If you’re a fan of modern fairy tale films that are an edgier, more provocative version of the original, odds are good you’ll want to attend this upcoming University of Winnipeg (U of W) event.
On Friday, March 20, the Department of Women’s and Gender Studies (WGS) and the Institute for Women’s and Gender Studies (IWGS) are holding a free film screening event of Catherine Breillat’s La Belle Endormie (The Sleeping Beauty). The event will include free snacks, a post-movie discussion, and doors are open to everyone.
While it is based on the traditional “Sleeping Beauty” folklore, La Belle Endormie strays far from its tame original, and instead offers an eroticized retelling that Breillat is so well known for.
“People who are going should expect Game of Thrones-type sex and nudity,” Dr. Pauline Greenhill, Professor at the U of W, says.
Greenhill will host the event as an extension of a combined 4000 level WGS and cultural studies class, with the hopes of gathering more people into the discussion of sex, sexuality and gender in the media.
“These are masters and honours students, and I just thought if I was going be spending one class screening the film, that it would be a good idea to kind of open it up so other people could share in our smartness,” Greenhill says.
Disney fairy tale movies have often received a bad rap for their conceptualization of hegemonic discourses, but now with films like these, Greenhill thinks a transition is beginning to take form.
“Disney is now, to a certain extent, rethinking its ideas … I want to get the audiences’ reaction to what I see in the film because I find that really useful.” Greenhill says.
The idea of the event has already attracted Erin Meagan Schwartz, a U of W student and co-coordinator of IWGS, who believes that the open invitation will draw students from all fields of study to participate.
“I think it’s super great that it’s open to everyone, because they have a space to learn.
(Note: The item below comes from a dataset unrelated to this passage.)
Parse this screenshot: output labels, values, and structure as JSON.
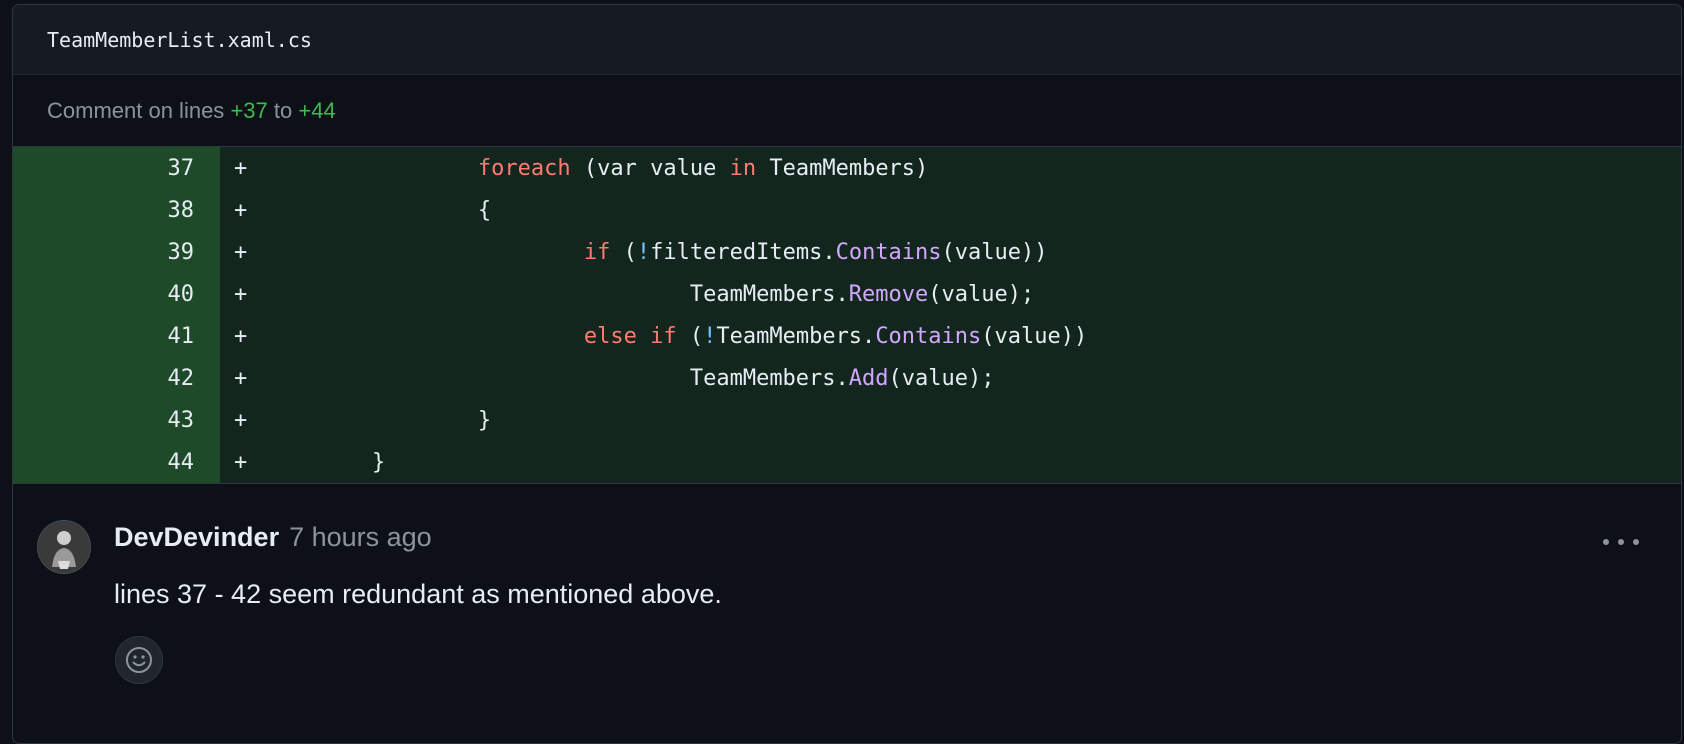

I’m a WGS major, so obviously I’m having these discussions a lot, but if you’re a bio or psych student, you probably don’t. So its nice that you can come to this, its very open,” Schwartz says.
“Everyone in situations and events like this are always encouraged to take part in discussion, but you also don’t have a responsibility if you don’t feel comfortable, you can just watch it and listen. I know for me, I learn the best through listening and through other people sharing their own opinions.”
The event itself offers all sorts of inducements to participate, but more importantly, it opens the gates for more learning spaces beyond the classroom.
Published in Volume 69, Number 24 of The Uniter (March 11, 2015)